There’s a lot of threads floating around that explain crvUSD in a lot of words, when a few words will do the trick. So here’s crvUSD in 260 words:
crvUSD is a CDP stablecoin like DAI or LUSD. Its key feature is the use of soft liquidations. When nearing liquidation, a user’s collateral is converted into an LP position on Curve’s LLAMA AMM.
The LP position is broken up into bands – essentially Curve’s take on liquidity bins, but no constant-sum formula. A user can choose between more bands/wider range/softer liquidations, or less bands/tighter range/harder liquidation.
LLAMA can make liquidations significantly less painful for users. Early data suggest the cost of a crvUSD liquidation is generally between 0%-2%; much lower than the standard liquidation penalty of 5%.
Having a CDP converted into an LP position presents risks: Can’t adjust CDP during soft liquidation, can only repay or close. Due to the LLAMA algorithm’s the convex nature, users are vulnerable to repeatedly buying high and selling low during choppy price action.
crvUSD borrow rates are a function of crvUSD price and pegkeeper balances. Rates have been highly volatile since launch, fluctuating between 0%-10% on a daily basis.
The pegkeeper profits from mispricing by minting crvUSD above when price is above $1, and burning crvUSD below $1. Curve has already earned $59K in revenue from the pegkeeper. When considering the additional $394K in fees from lending markets, crvUSD’s potential as a cash cow is clear.
Curve has become more of a liquidity moat than a swapping venue. Capital efficiency lags far behind Uniswap and Maverick. A successful crvUSD could bring much needed volume and revenue to Curve. If crvUSD grows beyond 1B supply, it could make up the majority of protocol revenue.
Liquidations are one of the biggest design obstacles faced by DeFi protocols. You may wonder why LTV has never approached, say, 95-98%. Gas fees, the reliance on oracles to trigger liquidations, and liquidity to unwind the position are areas of concern for lending markets.
Soft liquidating a CDP over a range allows the protocol to amortize the total risk across more manageable chunks. As a result, the position will not be fully liquidated until the underlying asset’s price is above 95% original LTV threshold, a seriously impressive feat. The figures shown above for Curve are not set in stone, they are just what I was able to generate from playing with the number of bands.

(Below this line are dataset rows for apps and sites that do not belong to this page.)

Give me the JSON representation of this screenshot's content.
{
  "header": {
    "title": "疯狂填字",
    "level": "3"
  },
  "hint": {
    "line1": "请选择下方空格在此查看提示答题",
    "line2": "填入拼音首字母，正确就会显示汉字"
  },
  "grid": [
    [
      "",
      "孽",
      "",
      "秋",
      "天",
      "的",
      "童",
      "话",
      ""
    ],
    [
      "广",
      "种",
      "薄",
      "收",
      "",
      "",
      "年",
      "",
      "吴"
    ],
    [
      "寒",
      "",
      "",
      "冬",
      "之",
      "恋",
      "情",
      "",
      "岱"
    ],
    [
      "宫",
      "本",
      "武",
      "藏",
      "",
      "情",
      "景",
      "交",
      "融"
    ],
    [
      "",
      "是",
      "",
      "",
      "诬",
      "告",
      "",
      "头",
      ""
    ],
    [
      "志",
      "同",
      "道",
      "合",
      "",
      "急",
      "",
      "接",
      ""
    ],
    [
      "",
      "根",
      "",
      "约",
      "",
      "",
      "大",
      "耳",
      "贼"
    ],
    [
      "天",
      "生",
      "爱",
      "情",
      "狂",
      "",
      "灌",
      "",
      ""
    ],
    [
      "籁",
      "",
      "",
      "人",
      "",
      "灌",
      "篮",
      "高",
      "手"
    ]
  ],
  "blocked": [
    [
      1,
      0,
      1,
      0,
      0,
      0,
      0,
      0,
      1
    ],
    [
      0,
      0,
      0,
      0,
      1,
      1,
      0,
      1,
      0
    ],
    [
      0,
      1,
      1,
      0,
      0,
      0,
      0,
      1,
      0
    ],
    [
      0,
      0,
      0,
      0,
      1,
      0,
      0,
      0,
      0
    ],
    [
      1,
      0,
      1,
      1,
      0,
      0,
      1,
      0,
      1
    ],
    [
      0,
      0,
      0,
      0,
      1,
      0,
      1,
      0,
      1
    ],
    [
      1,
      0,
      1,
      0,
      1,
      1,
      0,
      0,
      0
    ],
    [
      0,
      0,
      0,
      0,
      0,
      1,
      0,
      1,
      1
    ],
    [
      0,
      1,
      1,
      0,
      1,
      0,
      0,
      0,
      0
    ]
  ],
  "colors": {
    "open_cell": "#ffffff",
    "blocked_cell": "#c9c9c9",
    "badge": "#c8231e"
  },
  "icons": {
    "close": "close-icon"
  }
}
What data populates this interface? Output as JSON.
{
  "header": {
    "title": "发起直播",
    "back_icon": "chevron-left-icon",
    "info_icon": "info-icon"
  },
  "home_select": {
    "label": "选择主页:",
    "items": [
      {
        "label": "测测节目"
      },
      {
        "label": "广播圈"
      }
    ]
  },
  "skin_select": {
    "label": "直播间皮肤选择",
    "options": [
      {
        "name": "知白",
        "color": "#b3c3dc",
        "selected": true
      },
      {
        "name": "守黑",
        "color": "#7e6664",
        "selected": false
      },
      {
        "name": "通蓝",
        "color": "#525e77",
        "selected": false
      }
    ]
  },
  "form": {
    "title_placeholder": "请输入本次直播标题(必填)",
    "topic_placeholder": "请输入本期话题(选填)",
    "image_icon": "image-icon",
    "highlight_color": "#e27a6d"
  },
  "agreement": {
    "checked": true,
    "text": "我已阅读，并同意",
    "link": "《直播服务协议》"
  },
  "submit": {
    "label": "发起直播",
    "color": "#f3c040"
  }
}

When I initially heard of LLAMA, I kind of wrote it off, as it seemed the users might be providing a service to the protocol rather than vice versa. And this would have some merit if the soft liquidation range was, for instance, 80% – 90% LTV, when the industry standard hard liquidation is 85%. After all, as a user borrowing against ETH (theoretically seeking prolonged exposure to ETH), I would likely prefer the hard liquidation at 85% LTV, given these choices.
However, crvUSD’s LLAMA is a win-win for all parties. Users can originate a loan at an LTV that is potentially liquidatable on leading competitors Aave and Compound. That loan can stay partially in tact at up to 96% LTV, making this the most capital efficient lending/borrowing method to date (excluding like-for-like borrows through Aave e-mode).

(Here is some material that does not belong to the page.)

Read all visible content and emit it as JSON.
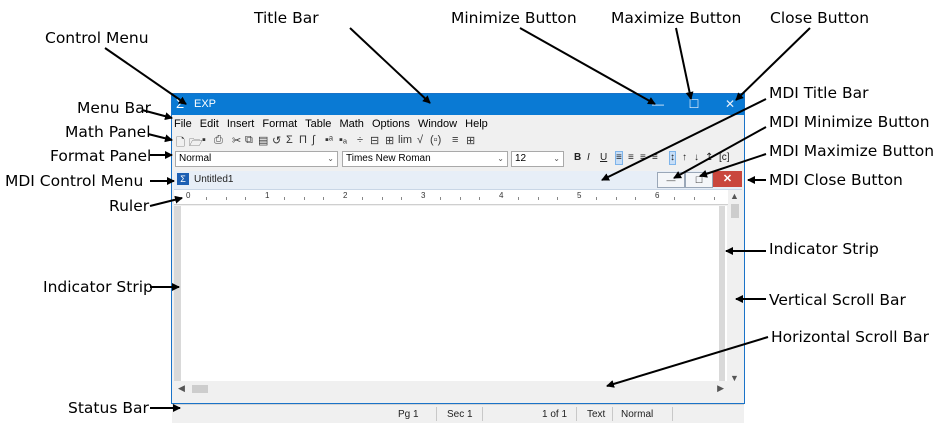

I’m not quite sold on crvUSD’s viability as a stablecoin. As a lending mechanism, though, it is very cool, and feels as significant as Liquity and Euler in terms of new lending/borrowing designs.